“One of the ways to do that is to measure chemicals in our body that can indicate exposure to toxicants, so some biomarkers, and that is what we did in the study," Goniewicz, a pharmacologist and toxicologist at Roswell Park Comprehensive Cancer Center, said.
The researchers found 5,105 U.S.-based adults who fell into one of four groups:
- cigarette-only smokers
- dual users
- e-cigarette-only users
- those who used neither
Data was collected from 2013 to 2014 and came from the Population Assessment of Tobacco and Health study. CNN reports that the research studied concentrations of urine of 50 biomarkers “that showed exposure to tobacco-related toxicants.” Results of the study included:
- Those who did not vape or smoke had “significantly lower concentrations of exposure” to most of the biomarkers
- Those who vaped only had “lower levels of exposure than people who smoked traditional cigarettes or who smoked traditional cigarettes and vaped
- The mean concentration of total nicotine equivalents was 93 percent lower in e-cigarette-only users than in traditional cigarette smokers
- Dual users had the highest levels of exposure
- Cigarette smokers had biomarker concentrations that were 36 percent lower for total nicotine equivalents and NNAL, a tobacco-specific nitrosamine, levels that were 23 percent lower than those of dual users. These nitrosamines are chemicals present in tobacco products that have been shown to cause lung cancer, Goniewicz said.
Goniewicz said that e-cigarettes could be of benefit in harm reduction, “but only when used the right way.”
"The only way for smokers to reduce exposure to toxicants is to completely switch to electronic cigarettes. So, no smoking but e-cigarette use," he said. “Clear health messages must be delivered to smokers that completely switching from smoking to e-cigarette use is necessary to confer a significant reduction.”
So, dual users seem to be losing out, according to this study, and should make the switch altogether to completely benefit from harm reduction.

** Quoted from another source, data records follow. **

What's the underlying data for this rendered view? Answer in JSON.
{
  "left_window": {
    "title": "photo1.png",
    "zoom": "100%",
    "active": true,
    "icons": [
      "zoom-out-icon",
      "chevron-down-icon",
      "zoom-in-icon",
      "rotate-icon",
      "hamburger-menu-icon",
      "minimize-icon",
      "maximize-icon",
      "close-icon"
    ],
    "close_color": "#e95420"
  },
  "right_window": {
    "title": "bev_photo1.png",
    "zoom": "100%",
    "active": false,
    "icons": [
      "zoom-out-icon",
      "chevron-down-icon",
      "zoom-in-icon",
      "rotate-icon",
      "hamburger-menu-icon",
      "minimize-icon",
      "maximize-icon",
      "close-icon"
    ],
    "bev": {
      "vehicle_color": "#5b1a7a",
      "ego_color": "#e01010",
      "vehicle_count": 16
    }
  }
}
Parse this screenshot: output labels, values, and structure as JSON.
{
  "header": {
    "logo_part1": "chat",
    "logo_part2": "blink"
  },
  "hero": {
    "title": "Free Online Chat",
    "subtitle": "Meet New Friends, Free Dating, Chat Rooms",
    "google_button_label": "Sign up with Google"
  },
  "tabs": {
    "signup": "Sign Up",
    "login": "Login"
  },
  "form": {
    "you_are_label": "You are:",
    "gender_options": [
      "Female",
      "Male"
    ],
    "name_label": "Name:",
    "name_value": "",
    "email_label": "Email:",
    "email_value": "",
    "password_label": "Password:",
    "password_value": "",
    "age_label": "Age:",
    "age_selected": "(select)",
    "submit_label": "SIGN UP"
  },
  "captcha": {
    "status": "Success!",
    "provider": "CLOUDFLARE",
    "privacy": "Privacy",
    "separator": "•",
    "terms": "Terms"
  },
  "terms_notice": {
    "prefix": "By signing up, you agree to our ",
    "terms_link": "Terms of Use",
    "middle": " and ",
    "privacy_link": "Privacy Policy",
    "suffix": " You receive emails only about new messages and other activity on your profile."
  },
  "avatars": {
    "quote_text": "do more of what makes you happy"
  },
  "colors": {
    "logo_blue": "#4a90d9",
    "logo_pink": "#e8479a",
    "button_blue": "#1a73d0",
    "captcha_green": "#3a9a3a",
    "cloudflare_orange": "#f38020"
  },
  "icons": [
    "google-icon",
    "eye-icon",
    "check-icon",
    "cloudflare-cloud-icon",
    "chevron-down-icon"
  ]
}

Richard Miech, principal investigator at Monitoring the Future at the University of Michigan Institute for Social Research, told CNN that the new study was very important: "To my knowledge, this is one of the first toxicological studies based on population data and therefore one of the first that can be directly generalized to the U.S. population.”